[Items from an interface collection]
__________
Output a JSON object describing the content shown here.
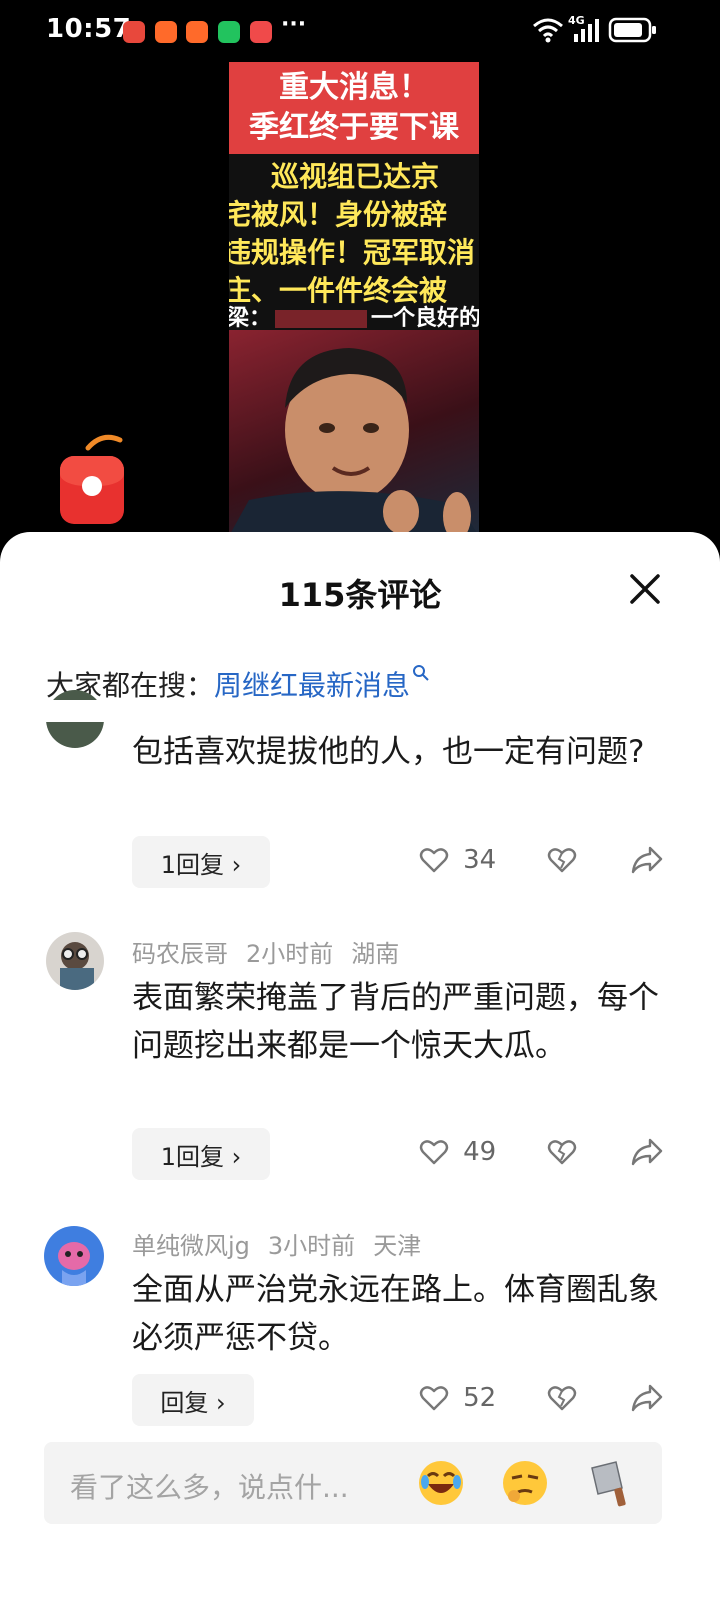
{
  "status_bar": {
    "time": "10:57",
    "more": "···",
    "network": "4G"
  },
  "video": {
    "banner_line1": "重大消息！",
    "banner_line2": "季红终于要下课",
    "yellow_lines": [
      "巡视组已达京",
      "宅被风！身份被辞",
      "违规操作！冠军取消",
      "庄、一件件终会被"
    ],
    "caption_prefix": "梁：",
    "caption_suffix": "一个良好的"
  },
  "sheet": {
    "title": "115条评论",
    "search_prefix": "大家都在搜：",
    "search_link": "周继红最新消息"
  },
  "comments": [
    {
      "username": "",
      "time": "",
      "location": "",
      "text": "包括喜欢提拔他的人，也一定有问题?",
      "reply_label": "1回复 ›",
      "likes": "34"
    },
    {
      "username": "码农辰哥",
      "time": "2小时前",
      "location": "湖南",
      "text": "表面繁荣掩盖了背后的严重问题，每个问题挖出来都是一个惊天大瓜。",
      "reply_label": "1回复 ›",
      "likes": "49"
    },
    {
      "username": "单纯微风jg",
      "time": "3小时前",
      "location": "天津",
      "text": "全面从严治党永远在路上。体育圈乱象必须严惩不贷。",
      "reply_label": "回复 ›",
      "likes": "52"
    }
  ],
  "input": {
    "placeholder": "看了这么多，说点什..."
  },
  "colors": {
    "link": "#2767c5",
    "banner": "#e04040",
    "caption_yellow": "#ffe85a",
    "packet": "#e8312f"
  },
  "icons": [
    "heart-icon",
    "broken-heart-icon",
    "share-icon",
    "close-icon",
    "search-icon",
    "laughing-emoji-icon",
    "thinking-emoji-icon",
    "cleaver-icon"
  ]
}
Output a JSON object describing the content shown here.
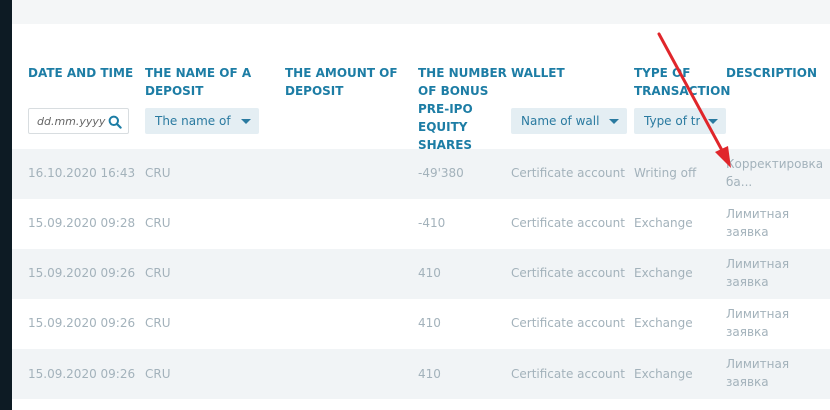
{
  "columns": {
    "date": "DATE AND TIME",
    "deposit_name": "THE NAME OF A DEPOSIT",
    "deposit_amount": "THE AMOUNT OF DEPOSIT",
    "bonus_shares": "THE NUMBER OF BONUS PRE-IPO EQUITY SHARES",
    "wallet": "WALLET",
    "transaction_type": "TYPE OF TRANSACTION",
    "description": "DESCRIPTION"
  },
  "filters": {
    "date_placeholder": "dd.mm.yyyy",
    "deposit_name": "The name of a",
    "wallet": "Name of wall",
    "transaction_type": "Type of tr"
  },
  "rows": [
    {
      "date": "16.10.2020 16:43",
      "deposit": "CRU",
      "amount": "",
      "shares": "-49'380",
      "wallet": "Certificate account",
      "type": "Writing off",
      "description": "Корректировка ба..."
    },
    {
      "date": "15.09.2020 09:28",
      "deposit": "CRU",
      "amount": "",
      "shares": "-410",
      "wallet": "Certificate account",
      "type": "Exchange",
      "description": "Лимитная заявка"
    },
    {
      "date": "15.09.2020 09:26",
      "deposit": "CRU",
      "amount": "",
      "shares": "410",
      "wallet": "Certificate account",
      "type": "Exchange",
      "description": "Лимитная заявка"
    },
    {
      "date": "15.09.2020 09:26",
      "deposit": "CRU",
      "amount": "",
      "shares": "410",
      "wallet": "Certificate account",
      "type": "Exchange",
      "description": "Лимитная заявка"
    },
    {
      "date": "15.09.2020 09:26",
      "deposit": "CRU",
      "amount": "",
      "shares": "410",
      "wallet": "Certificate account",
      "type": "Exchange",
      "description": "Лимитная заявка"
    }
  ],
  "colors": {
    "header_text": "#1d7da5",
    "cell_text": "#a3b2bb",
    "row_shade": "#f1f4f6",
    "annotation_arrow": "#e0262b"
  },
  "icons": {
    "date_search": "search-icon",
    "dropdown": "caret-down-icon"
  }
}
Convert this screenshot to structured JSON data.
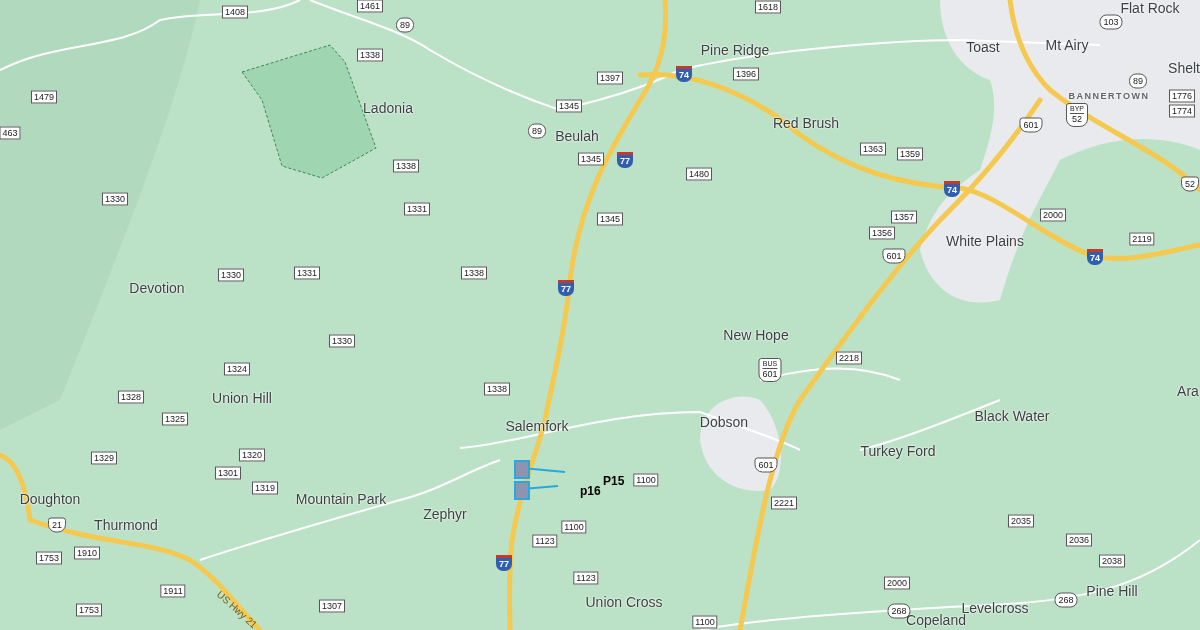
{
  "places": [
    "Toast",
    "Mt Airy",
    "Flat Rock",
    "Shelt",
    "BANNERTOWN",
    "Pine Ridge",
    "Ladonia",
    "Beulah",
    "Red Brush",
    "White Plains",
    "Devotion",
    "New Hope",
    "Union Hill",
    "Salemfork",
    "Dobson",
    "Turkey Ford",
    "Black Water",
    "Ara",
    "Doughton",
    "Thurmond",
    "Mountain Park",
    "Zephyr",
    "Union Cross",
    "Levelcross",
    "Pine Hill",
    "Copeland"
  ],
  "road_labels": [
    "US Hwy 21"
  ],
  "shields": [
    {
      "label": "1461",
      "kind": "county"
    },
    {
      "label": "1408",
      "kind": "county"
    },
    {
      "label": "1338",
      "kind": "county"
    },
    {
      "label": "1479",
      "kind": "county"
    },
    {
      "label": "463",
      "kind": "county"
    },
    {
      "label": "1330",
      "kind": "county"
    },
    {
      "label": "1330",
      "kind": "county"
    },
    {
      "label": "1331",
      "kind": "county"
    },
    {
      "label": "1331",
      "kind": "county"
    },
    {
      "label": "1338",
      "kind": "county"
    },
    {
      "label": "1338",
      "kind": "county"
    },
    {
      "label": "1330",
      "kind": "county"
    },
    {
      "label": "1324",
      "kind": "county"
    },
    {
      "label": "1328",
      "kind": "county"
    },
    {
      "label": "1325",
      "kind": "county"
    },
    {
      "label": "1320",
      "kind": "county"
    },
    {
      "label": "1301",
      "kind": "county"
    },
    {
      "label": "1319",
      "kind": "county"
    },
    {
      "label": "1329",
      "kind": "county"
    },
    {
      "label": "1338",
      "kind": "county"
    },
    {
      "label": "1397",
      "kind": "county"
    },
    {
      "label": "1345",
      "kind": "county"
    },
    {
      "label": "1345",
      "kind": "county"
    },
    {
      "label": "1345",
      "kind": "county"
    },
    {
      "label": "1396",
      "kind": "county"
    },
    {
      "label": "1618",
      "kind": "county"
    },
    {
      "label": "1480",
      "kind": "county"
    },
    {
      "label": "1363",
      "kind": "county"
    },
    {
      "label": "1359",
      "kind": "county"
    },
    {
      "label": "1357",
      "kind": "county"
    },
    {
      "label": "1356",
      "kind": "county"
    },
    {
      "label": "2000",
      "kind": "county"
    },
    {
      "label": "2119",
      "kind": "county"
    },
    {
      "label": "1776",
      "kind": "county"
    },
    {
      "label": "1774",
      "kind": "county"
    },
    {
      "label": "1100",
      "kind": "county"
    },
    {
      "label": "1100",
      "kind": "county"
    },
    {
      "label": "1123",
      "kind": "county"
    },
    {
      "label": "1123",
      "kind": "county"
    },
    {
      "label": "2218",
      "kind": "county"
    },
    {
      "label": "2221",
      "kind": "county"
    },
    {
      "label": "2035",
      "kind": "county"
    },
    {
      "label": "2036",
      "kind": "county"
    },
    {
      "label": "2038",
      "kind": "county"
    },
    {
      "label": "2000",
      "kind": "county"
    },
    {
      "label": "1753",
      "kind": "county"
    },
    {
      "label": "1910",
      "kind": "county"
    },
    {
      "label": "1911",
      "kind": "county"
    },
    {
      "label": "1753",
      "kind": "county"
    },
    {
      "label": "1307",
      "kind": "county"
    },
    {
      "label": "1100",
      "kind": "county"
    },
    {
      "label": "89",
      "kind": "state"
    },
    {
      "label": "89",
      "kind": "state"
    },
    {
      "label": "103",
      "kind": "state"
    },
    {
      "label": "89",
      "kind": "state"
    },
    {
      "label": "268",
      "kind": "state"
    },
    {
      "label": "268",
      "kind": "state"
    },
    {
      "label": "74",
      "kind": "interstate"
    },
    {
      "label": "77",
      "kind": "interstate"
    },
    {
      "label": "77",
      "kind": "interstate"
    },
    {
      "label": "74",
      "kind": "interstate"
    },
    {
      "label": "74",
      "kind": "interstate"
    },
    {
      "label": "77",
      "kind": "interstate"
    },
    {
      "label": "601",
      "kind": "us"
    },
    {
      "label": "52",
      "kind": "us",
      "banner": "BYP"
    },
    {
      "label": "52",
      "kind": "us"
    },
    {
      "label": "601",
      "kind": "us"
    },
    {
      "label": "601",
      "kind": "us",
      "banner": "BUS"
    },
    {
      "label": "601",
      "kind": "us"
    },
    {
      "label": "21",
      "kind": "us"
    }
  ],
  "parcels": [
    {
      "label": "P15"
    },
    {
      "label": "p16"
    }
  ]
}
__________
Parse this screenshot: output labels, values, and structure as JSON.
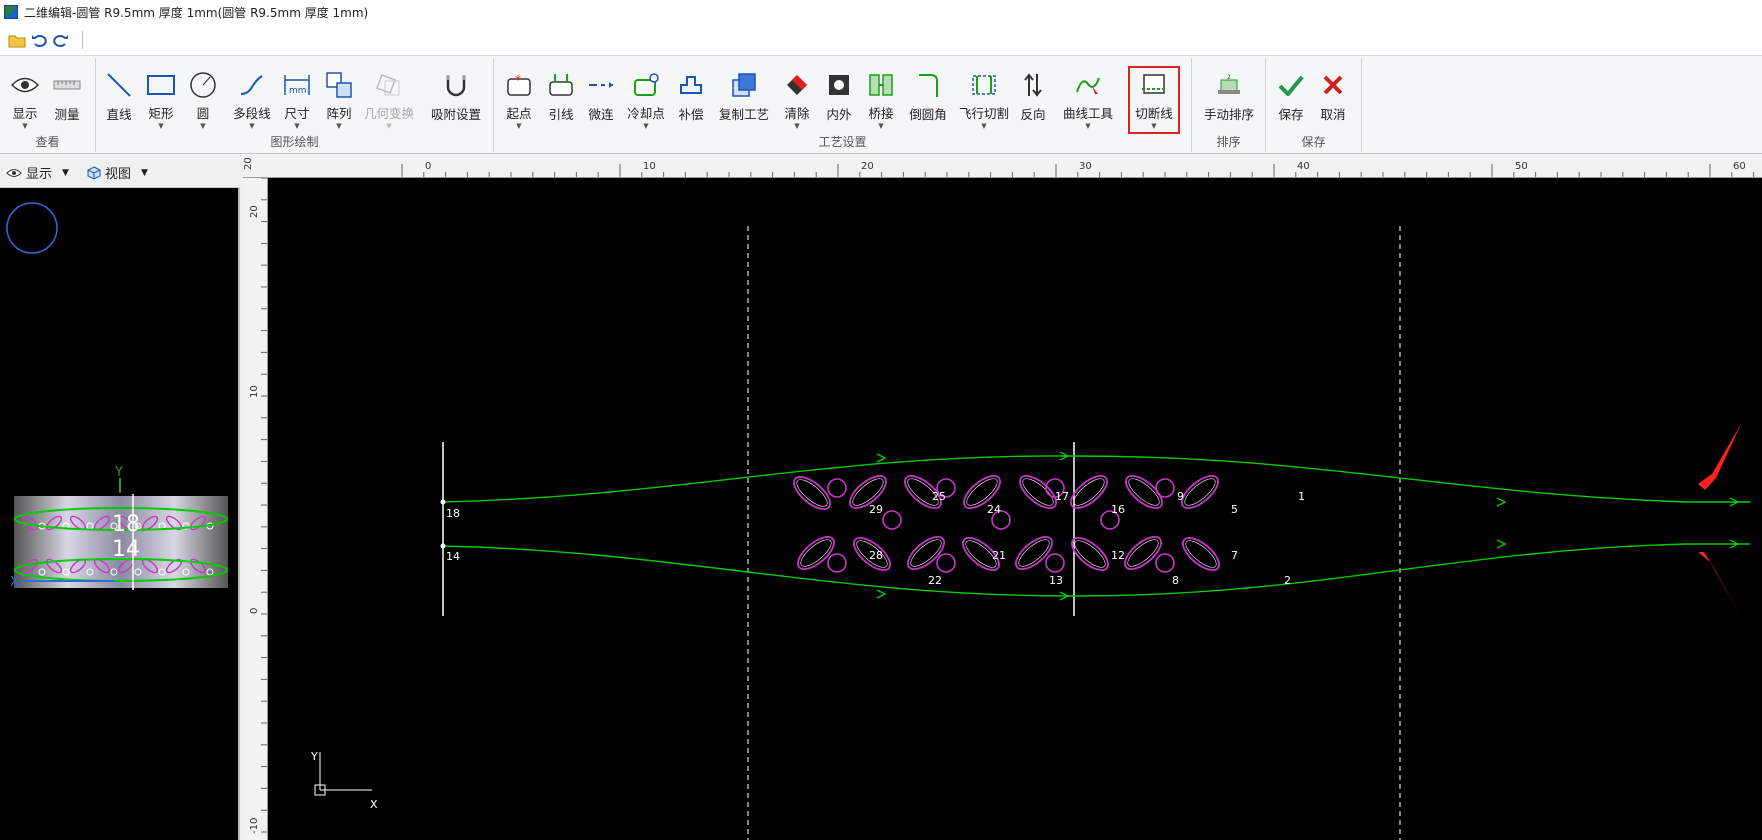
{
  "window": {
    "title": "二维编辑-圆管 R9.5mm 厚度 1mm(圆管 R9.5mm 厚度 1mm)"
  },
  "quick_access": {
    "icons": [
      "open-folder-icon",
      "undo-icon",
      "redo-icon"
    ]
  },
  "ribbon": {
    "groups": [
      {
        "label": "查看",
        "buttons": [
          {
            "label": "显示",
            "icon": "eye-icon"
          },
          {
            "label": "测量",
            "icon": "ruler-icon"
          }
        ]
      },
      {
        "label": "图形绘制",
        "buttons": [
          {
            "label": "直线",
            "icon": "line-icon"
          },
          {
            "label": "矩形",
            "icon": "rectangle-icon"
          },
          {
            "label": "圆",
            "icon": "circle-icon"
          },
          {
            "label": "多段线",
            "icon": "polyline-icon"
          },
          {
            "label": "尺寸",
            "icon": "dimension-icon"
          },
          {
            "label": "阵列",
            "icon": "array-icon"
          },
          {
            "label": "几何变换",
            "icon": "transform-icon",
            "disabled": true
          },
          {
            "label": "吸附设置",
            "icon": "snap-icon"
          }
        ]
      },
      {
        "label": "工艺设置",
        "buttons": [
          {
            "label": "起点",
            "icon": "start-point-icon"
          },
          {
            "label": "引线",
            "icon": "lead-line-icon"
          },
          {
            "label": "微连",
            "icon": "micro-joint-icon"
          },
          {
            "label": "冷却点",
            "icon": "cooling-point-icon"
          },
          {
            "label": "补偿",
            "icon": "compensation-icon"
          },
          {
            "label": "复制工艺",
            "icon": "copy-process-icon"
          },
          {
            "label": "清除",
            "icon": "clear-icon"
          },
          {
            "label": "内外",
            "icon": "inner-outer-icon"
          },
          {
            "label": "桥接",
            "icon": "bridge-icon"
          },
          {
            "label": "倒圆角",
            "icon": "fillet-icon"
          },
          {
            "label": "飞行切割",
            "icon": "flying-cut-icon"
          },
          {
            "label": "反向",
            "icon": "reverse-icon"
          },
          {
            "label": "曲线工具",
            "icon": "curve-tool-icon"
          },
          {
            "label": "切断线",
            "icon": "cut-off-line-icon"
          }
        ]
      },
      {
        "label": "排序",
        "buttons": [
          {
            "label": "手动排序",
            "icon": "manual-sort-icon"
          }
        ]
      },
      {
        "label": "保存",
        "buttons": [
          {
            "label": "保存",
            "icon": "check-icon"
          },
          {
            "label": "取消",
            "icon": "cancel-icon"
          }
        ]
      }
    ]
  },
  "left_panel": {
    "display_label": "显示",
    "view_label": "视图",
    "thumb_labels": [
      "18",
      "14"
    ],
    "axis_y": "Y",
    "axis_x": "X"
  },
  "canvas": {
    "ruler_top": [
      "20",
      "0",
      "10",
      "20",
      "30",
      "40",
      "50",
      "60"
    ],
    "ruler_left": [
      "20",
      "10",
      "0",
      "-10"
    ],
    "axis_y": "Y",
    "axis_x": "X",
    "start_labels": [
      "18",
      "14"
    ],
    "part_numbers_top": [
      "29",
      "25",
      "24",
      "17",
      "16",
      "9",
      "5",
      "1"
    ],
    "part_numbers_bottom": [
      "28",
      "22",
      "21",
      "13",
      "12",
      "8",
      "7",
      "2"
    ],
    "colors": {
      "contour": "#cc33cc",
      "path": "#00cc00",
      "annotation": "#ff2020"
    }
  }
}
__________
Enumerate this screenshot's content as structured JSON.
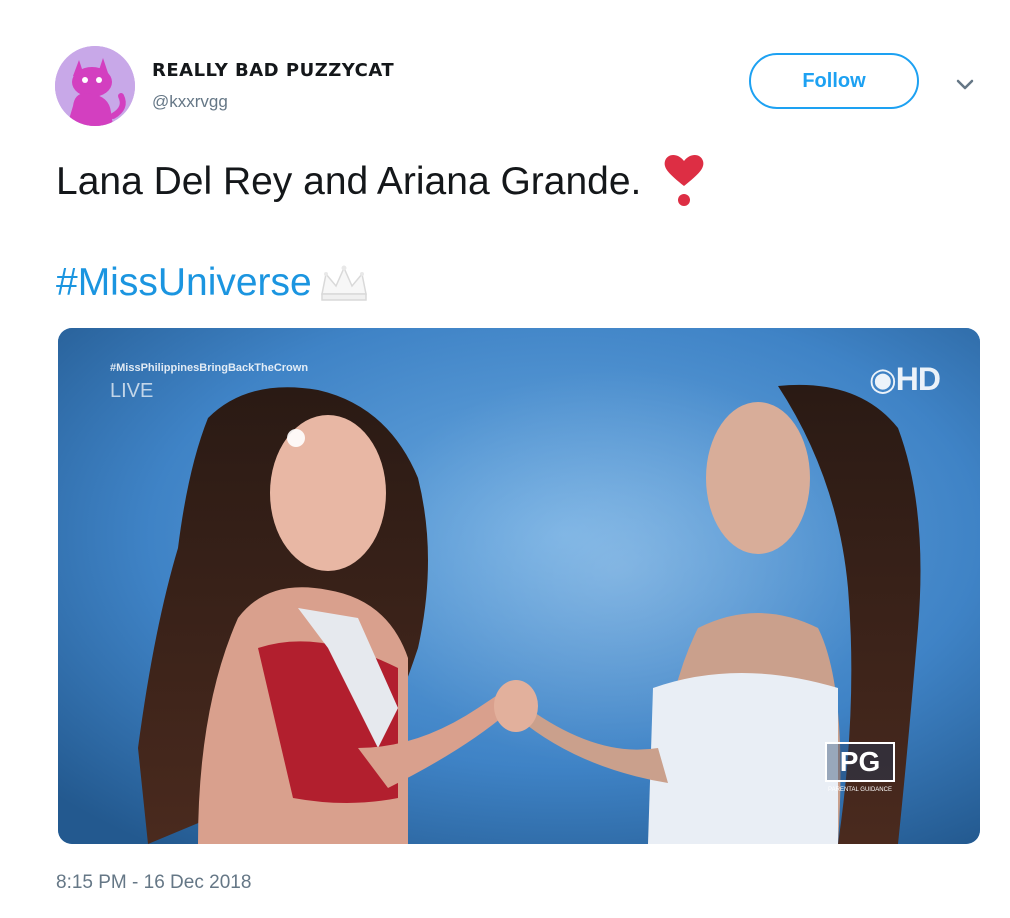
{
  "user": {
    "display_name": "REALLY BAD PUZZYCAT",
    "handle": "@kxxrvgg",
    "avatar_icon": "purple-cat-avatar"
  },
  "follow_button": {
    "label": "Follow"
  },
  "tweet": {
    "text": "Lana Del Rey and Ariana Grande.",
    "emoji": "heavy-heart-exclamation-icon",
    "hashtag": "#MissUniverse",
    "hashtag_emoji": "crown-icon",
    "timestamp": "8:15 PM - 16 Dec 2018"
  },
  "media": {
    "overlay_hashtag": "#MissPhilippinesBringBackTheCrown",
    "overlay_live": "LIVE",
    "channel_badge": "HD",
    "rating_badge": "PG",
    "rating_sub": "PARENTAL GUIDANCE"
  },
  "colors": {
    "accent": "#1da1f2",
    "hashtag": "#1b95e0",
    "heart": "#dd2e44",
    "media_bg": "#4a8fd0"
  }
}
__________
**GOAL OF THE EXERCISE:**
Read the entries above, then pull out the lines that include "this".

**ANSWER SPACE:**
Convert this screenshot to structured JSON data.
Parse this screenshot: output labels, values, and structure as JSON.
Enumerate this screenshot's content as structured JSON.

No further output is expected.